→ TO DO: Report the lines of the material that carry the string "icon".

═══ SUPPLIED RECORDS

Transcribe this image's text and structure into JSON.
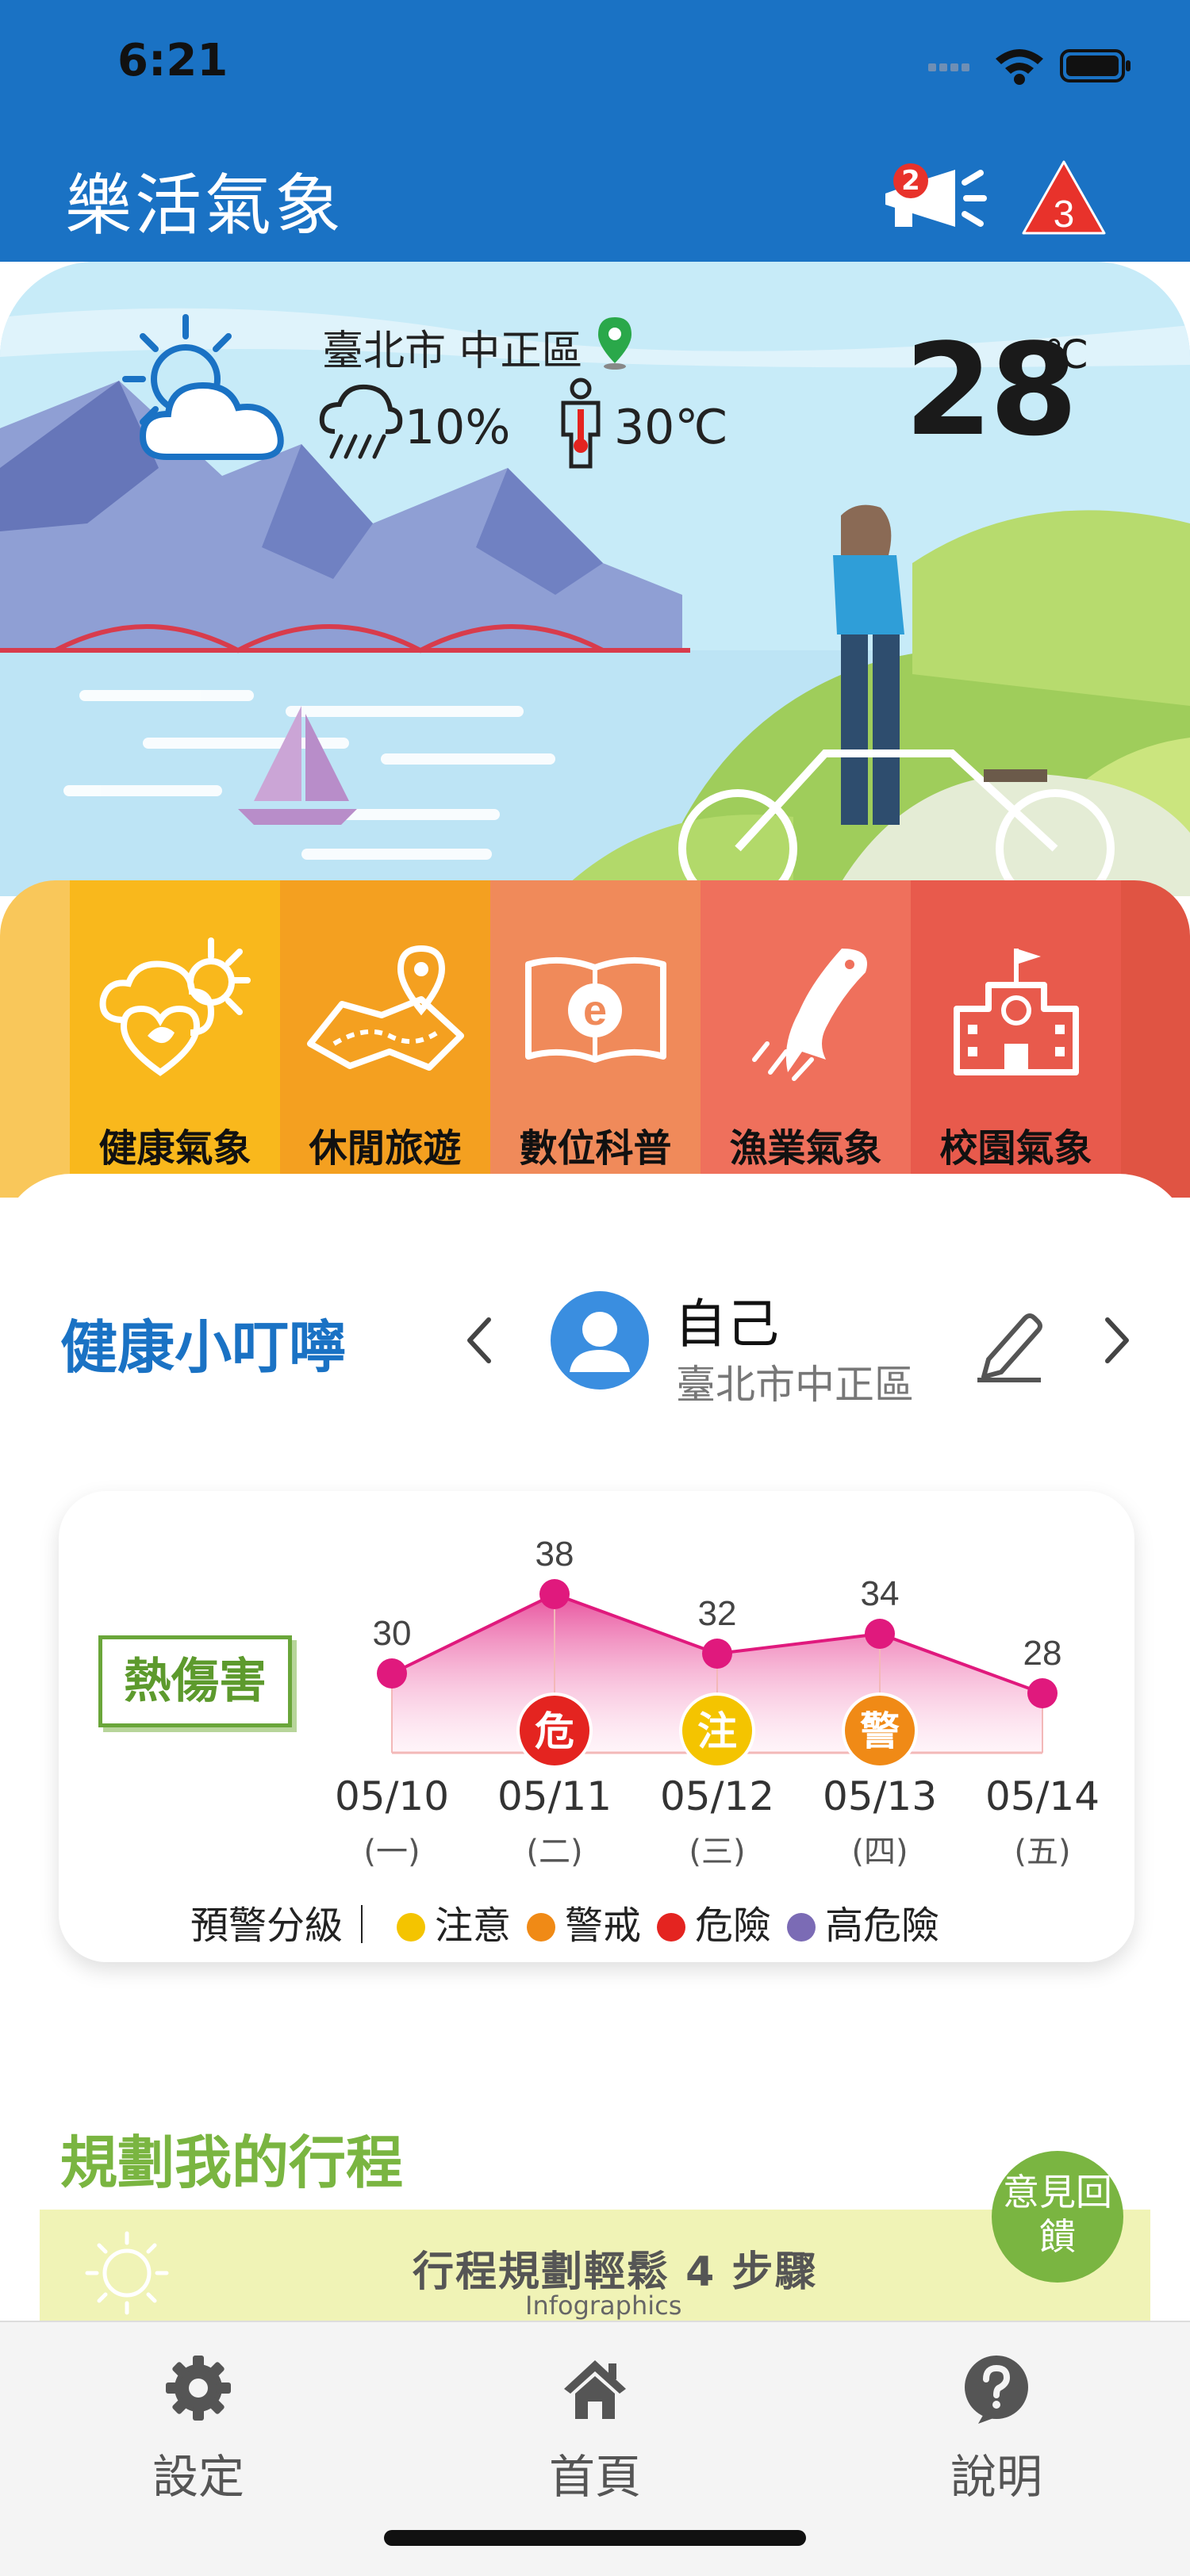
{
  "status_bar": {
    "time": "6:21"
  },
  "header": {
    "title": "樂活氣象",
    "notification_count": "2",
    "alert_count": "3"
  },
  "weather": {
    "location": "臺北市 中正區",
    "rain_probability": "10%",
    "feels_like": "30℃",
    "temperature": "28",
    "temperature_unit": "℃"
  },
  "categories": [
    {
      "label": "健康氣象",
      "icon": "sun-cloud-heart-icon",
      "color": "#f9b81c"
    },
    {
      "label": "休閒旅遊",
      "icon": "map-pin-icon",
      "color": "#f4a020"
    },
    {
      "label": "數位科普",
      "icon": "e-book-icon",
      "color": "#f08a5a"
    },
    {
      "label": "漁業氣象",
      "icon": "fish-icon",
      "color": "#ef705c"
    },
    {
      "label": "校園氣象",
      "icon": "school-icon",
      "color": "#e85a4c"
    }
  ],
  "health": {
    "title": "健康小叮嚀",
    "person_name": "自己",
    "person_location": "臺北市中正區"
  },
  "chart_data": {
    "type": "line",
    "title": "熱傷害",
    "categories": [
      "05/10",
      "05/11",
      "05/12",
      "05/13",
      "05/14"
    ],
    "weekdays": [
      "(一)",
      "(二)",
      "(三)",
      "(四)",
      "(五)"
    ],
    "values": [
      30,
      38,
      32,
      34,
      28
    ],
    "warnings": [
      "",
      "危",
      "注",
      "警",
      ""
    ],
    "warning_colors": {
      "注": "#f4c400",
      "警": "#f08a16",
      "危": "#e42420"
    },
    "line_color": "#e0197d",
    "legend": {
      "label": "預警分級｜",
      "items": [
        {
          "name": "注意",
          "color": "#f4c400"
        },
        {
          "name": "警戒",
          "color": "#f08a16"
        },
        {
          "name": "危險",
          "color": "#e42420"
        },
        {
          "name": "高危險",
          "color": "#7b6bb5"
        }
      ]
    }
  },
  "plan": {
    "title": "規劃我的行程",
    "feedback_label": "意見回饋",
    "infographic_title": "行程規劃輕鬆 4 步驟",
    "infographic_sub": "Infographics"
  },
  "tabs": [
    {
      "label": "設定",
      "icon": "gear-icon"
    },
    {
      "label": "首頁",
      "icon": "home-icon"
    },
    {
      "label": "說明",
      "icon": "help-icon"
    }
  ]
}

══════

→ ANSWER BOX:
      "icon": "sun-cloud-heart-icon",
      "icon": "map-pin-icon",
      "icon": "e-book-icon",
      "icon": "fish-icon",
      "icon": "school-icon",
      "icon": "gear-icon"
      "icon": "home-icon"
      "icon": "help-icon"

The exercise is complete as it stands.